The move takes the government’s social housing budget to £9bn and councils will be encouraged to bid for the cash.
The Conservative manifesto in June laid out plans to provide low-cost capital for councils to build fixed-term social housing that would be sold privately after 10-15 years with an automatic right to buy for tenants.
Lewis Johnston, Royal Institute of Chartered Surveyors (RICS) parliamentary affairs manager, said: “In 1968, councils accounted for 40% of all housebuilding and today’s plan is an acknowledgement that councils are an important part of the solution to the supply crisis, although it will be interesting to see how this announcement works with the recent expansion of right to buy.”
The RICS manifesto advocated giving councils the freedom to borrow against their asset base to build homes or support other providers, working alone or in a public-private initiative, but added it’s a vital step towards fulfilling the ambitions of the Housing White Paper to deliver 250,000 homes a year.
Johnston said that bold reform of the planning system is needed alongside the use of modern methods of construction.
Garden towns development
In a move the government says will speed up the development of 155,000 new homes in garden towns, it has produced £2.5m to add more ‘dedicated resource and expertise’ for local authorities.
Communities secretary Sajid Javid announced the move yesterday and is targeting nine locally-led developments, from Bicester to Taunton.

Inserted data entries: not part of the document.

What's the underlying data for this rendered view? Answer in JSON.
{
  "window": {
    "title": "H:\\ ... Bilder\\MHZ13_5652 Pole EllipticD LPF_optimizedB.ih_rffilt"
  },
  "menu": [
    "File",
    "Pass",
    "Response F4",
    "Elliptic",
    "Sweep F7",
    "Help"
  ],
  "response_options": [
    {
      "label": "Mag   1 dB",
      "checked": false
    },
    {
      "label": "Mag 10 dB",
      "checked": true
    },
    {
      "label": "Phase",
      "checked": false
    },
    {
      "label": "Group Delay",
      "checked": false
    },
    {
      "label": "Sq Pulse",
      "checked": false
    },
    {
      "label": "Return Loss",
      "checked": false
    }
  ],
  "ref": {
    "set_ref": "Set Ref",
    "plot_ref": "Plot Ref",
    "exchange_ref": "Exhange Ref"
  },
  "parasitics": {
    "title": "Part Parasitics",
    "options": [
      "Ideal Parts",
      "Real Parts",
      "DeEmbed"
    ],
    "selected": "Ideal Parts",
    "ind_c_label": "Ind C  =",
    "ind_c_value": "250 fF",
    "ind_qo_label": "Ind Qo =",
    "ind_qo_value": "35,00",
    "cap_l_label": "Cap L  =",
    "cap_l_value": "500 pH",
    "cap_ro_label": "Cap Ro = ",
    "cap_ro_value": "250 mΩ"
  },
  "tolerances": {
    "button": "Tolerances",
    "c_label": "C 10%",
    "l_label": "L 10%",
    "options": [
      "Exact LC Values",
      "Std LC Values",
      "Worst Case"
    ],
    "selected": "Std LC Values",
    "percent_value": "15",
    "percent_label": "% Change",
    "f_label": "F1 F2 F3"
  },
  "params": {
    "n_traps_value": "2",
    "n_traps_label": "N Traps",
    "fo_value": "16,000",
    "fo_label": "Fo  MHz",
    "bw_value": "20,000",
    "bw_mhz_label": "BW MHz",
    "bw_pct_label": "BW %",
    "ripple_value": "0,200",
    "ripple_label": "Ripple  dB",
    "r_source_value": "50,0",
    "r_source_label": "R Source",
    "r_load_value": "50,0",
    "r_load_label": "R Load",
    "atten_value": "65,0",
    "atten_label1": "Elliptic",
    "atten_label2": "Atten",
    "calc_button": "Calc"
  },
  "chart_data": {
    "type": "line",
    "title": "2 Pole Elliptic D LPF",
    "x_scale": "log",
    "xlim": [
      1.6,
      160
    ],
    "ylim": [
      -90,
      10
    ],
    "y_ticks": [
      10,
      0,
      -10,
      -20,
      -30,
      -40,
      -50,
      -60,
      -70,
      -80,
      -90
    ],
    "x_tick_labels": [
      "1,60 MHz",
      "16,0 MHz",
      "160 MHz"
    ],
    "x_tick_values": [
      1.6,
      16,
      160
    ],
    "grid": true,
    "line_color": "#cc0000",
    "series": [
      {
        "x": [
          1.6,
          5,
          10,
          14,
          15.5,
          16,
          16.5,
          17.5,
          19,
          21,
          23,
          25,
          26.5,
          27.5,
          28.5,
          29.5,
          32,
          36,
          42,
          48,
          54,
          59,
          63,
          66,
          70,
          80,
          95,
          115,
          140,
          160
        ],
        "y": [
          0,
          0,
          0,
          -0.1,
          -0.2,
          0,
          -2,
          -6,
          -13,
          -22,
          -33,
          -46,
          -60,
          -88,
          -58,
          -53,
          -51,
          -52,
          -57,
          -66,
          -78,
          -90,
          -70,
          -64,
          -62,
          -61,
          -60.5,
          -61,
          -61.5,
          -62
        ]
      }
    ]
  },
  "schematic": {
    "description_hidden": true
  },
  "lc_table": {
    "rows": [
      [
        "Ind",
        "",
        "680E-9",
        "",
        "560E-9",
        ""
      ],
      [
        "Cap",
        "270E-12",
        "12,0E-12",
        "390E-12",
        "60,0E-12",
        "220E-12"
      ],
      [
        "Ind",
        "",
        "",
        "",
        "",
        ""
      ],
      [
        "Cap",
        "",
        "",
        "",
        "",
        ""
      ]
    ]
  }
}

Garden towns are developments of over 10,000 homes, or villages for numbers over 1,500, and the government is encouraging ambitious plans including 2,000 plots for self-build at the Graven Hill site in Bicester Garden Town.
The funding will support the development of nine new locally-led garden towns at Bicester, Didcot, Basingstoke, Otterpool Park in Kent, Aylesbury, Taunton, Harlow-Gilston, North Northamptonshire and North Essex.
Across England, government is supporting the locally-led development of 10 garden towns and cities, as well as 14 garden villages – with the combined potential to deliver 220,000 new homes across England.
He made the statement at the Tory party conference as he promised to increase the number of nurses by 25%.